“Sign on the dotted line, or pay up.” This was the choice my neighbour was offered by her landlord. After briefly considering each, my neighbour chose the option that put her at high risk, so that she could spend money on other things: junk food, a vehicle, movies, meals out. This is absolutely her prerogative. But is “feeling powerless” equally so?
In relative or absolute poverty, it’s common to feel powerless. There are indeed some choices we do not get to make, and people behind desks that call some of the shots in our lives.
When we hold a sense of powerlessness, our emotions justifiably include frustration, anger, rage, depression, anxiety, or apathy. From these places, we might naturally “act out”, seeking power in the few places we believe we can get it.
When I felt powerless, I punched new holes through my ears, stole socks from Value Village, set things on fire, packed my bags and walked out into the city streets…relatively goofy actions that harmed no one but that put me at risk of infection, fines, jail, violence. Talk about self-sabotage!
It’s healthy and appropriate to want a degree of personal power. If we are not permitted the critical development stage of practicing personal power in our youth, or if a third party arbitrarily removes opportunities for power in our adulthood, our frustration can build.
When the welfare worker requires that we wait outside in the rain for an hour, rather than inside with the first six people in line, we can feel powerless.
When the disability agency requires that we stand for two hours rather than arrive for an appointment time, or “take a number” and sit and read for the same period, we can feel frustrated.
When the employment agency refuses to hand us the form required to continue our participation in the program, we can feel angry.
When the child care subsidy office says we have four days to submit documentation that takes at least eight weeks to collect, we can feel overwhelmed with irritation.
When we know that not submitting to these rules will lead to eviction or hunger, we feel powerless.
Are we, though?
What happens when we start taking the power we do have?
…calling the tenancy board to learn all our options before talking further with the landlord?
…writing a short note to the child care subsidy office to request more time?
…asking a doctor for a note confirming we are physically unable to stand for two hours at a time, so that we are legally entitled to sit?
…building an emergency buffer, such that paying closer to market rent for a while is an option?
…budgeting according to our priorities so that our preferred housing is always affordable?
In my experience, taking the power we do have is life-changing. Looking for and taking our power wherever possible leads to increased power overall. And when we feel an overall sense of power in multiple smaller areas, we become infinitely more comfortable with not having absolute power. Life moves from a place of resignation or acting out to a place of negotiation, peace, balance, and joy.

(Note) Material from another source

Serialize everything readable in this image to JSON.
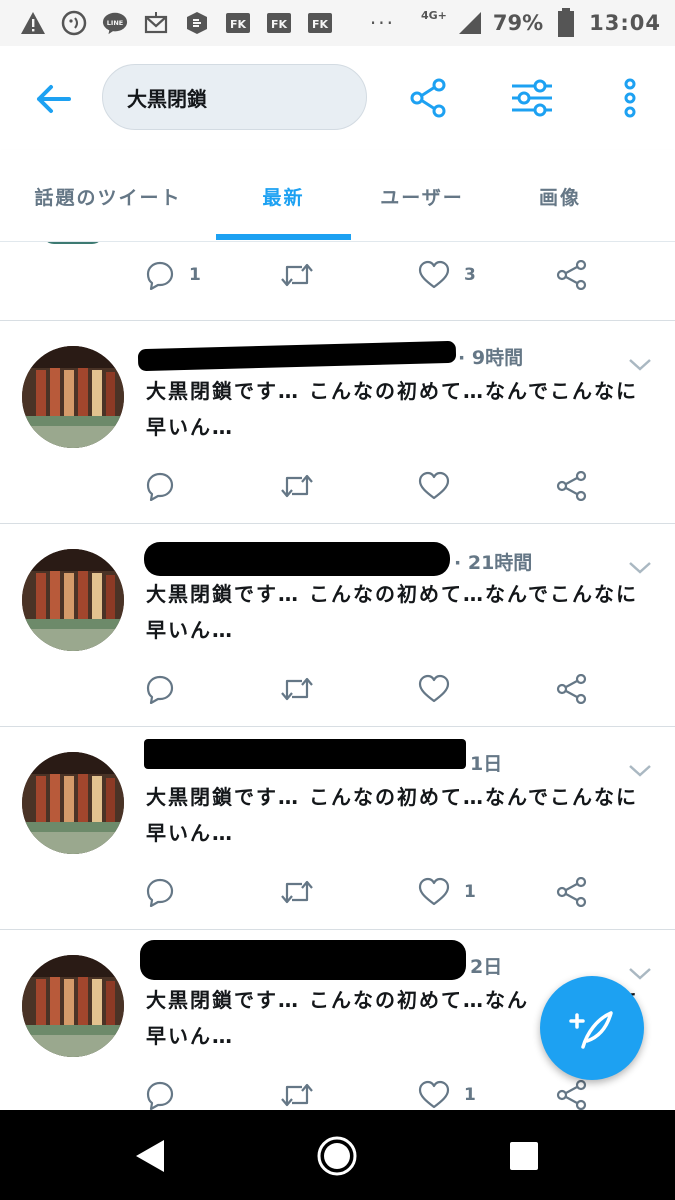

In my book, I provide explicit instructions for how to grab the power available to us even while we are very poor financially. Every time we do so, our sense of power—as well as our bank account—ultimately increases.